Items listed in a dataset
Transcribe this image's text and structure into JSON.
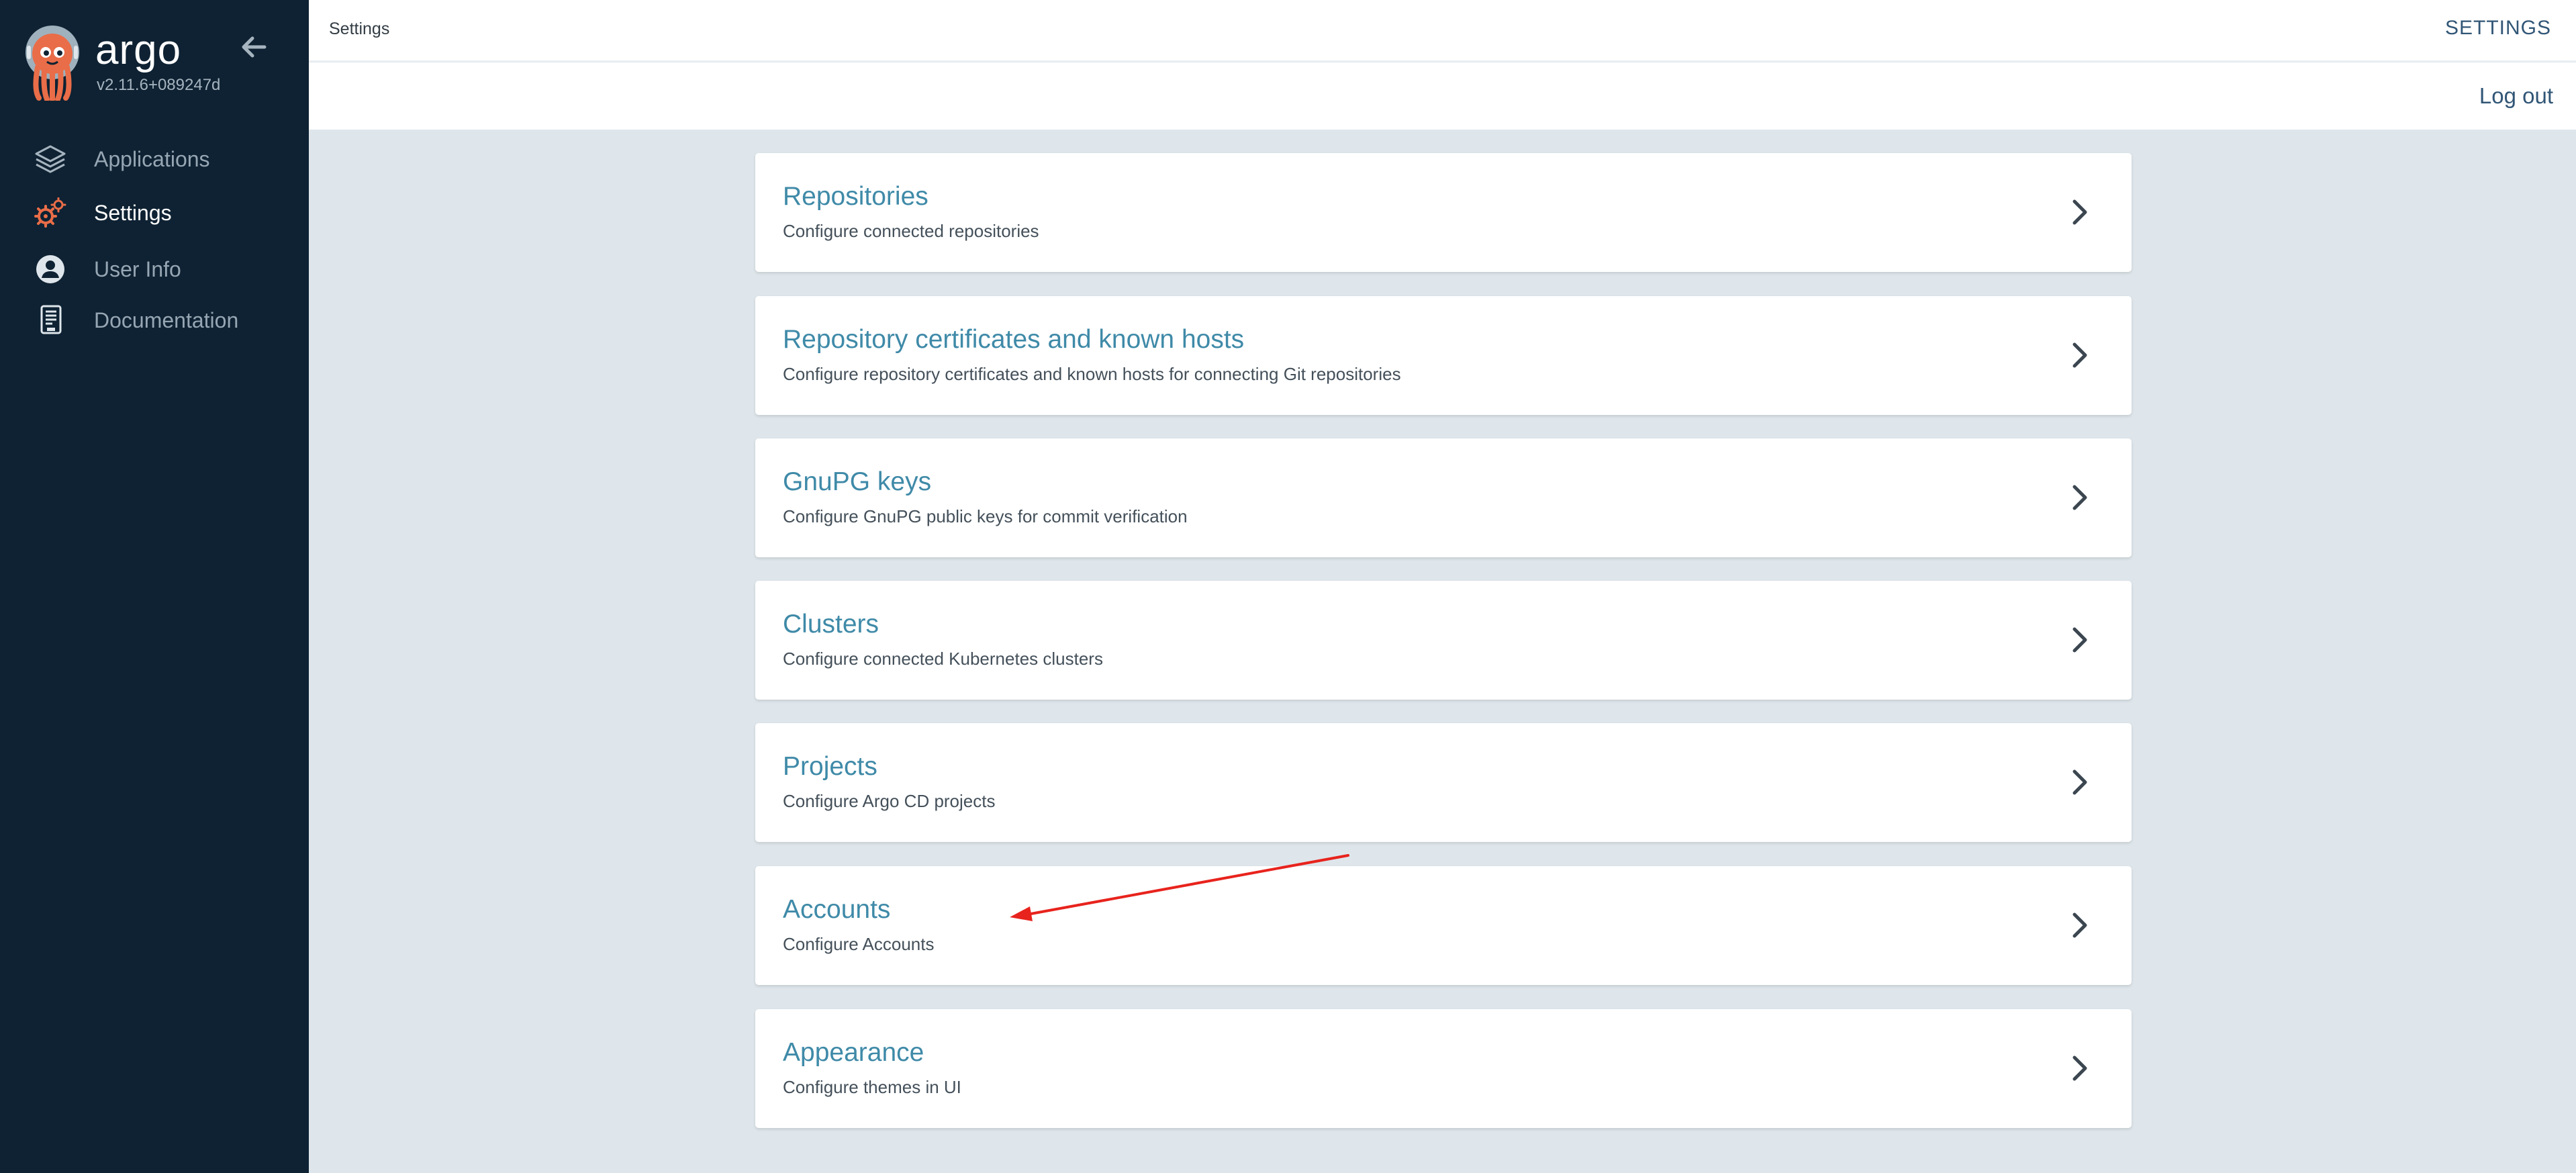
{
  "sidebar": {
    "brand_name": "argo",
    "version": "v2.11.6+089247d",
    "items": [
      {
        "label": "Applications",
        "icon": "layers-icon",
        "active": false
      },
      {
        "label": "Settings",
        "icon": "gears-icon",
        "active": true
      },
      {
        "label": "User Info",
        "icon": "user-circle-icon",
        "active": false
      },
      {
        "label": "Documentation",
        "icon": "book-icon",
        "active": false
      }
    ]
  },
  "header": {
    "breadcrumb": "Settings",
    "title": "SETTINGS",
    "logout_label": "Log out"
  },
  "settings": {
    "items": [
      {
        "title": "Repositories",
        "description": "Configure connected repositories"
      },
      {
        "title": "Repository certificates and known hosts",
        "description": "Configure repository certificates and known hosts for connecting Git repositories"
      },
      {
        "title": "GnuPG keys",
        "description": "Configure GnuPG public keys for commit verification"
      },
      {
        "title": "Clusters",
        "description": "Configure connected Kubernetes clusters"
      },
      {
        "title": "Projects",
        "description": "Configure Argo CD projects"
      },
      {
        "title": "Accounts",
        "description": "Configure Accounts"
      },
      {
        "title": "Appearance",
        "description": "Configure themes in UI"
      }
    ]
  },
  "colors": {
    "sidebar_bg": "#0e2233",
    "content_bg": "#dee6eb",
    "card_title": "#3f8aa8",
    "accent_orange": "#e96d48",
    "annotation_arrow": "#e8231d"
  }
}
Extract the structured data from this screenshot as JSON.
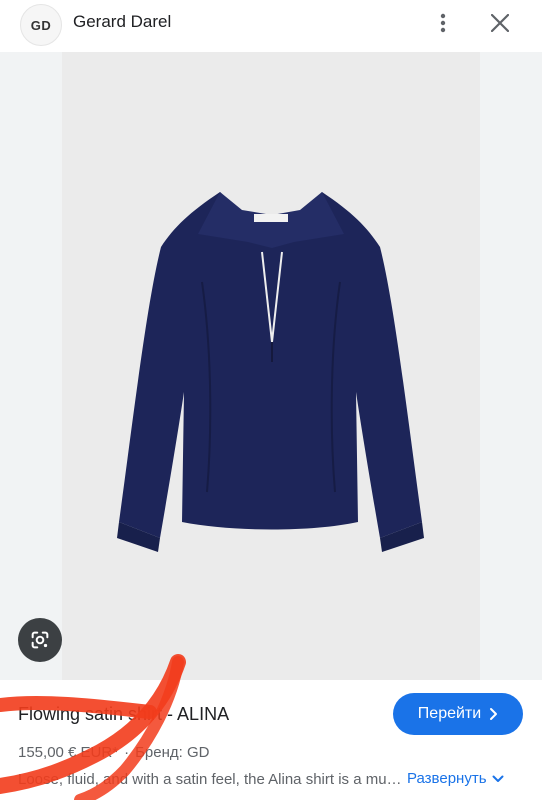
{
  "header": {
    "logo_text": "GD",
    "site_name": "Gerard Darel",
    "menu_icon": "more-vert-icon",
    "close_icon": "close-icon"
  },
  "product": {
    "title": "Flowing satin shirt - ALINA",
    "price": "155,00 € EUR*",
    "separator": "·",
    "brand": "Бренд: GD",
    "description": "Loose, fluid, and with a satin feel, the Alina shirt is a must-have for stylish outfits.",
    "go_label": "Перейти",
    "expand_label": "Развернуть",
    "image_label": "navy satin shirt"
  },
  "colors": {
    "accent": "#1a73e8",
    "shirt": "#1d2559",
    "scribble": "#f23c1c"
  }
}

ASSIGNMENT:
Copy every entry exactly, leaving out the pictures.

EXERCISE ANSWER:
Transcribe this image's text and structure into JSON.
{
  "sidebar": {
    "brand_name": "argo",
    "version": "v2.11.6+089247d",
    "items": [
      {
        "label": "Applications",
        "icon": "layers-icon",
        "active": false
      },
      {
        "label": "Settings",
        "icon": "gears-icon",
        "active": true
      },
      {
        "label": "User Info",
        "icon": "user-circle-icon",
        "active": false
      },
      {
        "label": "Documentation",
        "icon": "book-icon",
        "active": false
      }
    ]
  },
  "header": {
    "breadcrumb": "Settings",
    "title": "SETTINGS",
    "logout_label": "Log out"
  },
  "settings": {
    "items": [
      {
        "title": "Repositories",
        "description": "Configure connected repositories"
      },
      {
        "title": "Repository certificates and known hosts",
        "description": "Configure repository certificates and known hosts for connecting Git repositories"
      },
      {
        "title": "GnuPG keys",
        "description": "Configure GnuPG public keys for commit verification"
      },
      {
        "title": "Clusters",
        "description": "Configure connected Kubernetes clusters"
      },
      {
        "title": "Projects",
        "description": "Configure Argo CD projects"
      },
      {
        "title": "Accounts",
        "description": "Configure Accounts"
      },
      {
        "title": "Appearance",
        "description": "Configure themes in UI"
      }
    ]
  },
  "colors": {
    "sidebar_bg": "#0e2233",
    "content_bg": "#dee6eb",
    "card_title": "#3f8aa8",
    "accent_orange": "#e96d48",
    "annotation_arrow": "#e8231d"
  }
}
Extract the structured data from this screenshot as JSON.
{
  "header": {
    "logo_text": "GD",
    "site_name": "Gerard Darel",
    "menu_icon": "more-vert-icon",
    "close_icon": "close-icon"
  },
  "product": {
    "title": "Flowing satin shirt - ALINA",
    "price": "155,00 € EUR*",
    "separator": "·",
    "brand": "Бренд: GD",
    "description": "Loose, fluid, and with a satin feel, the Alina shirt is a must-have for stylish outfits.",
    "go_label": "Перейти",
    "expand_label": "Развернуть",
    "image_label": "navy satin shirt"
  },
  "colors": {
    "accent": "#1a73e8",
    "shirt": "#1d2559",
    "scribble": "#f23c1c"
  }
}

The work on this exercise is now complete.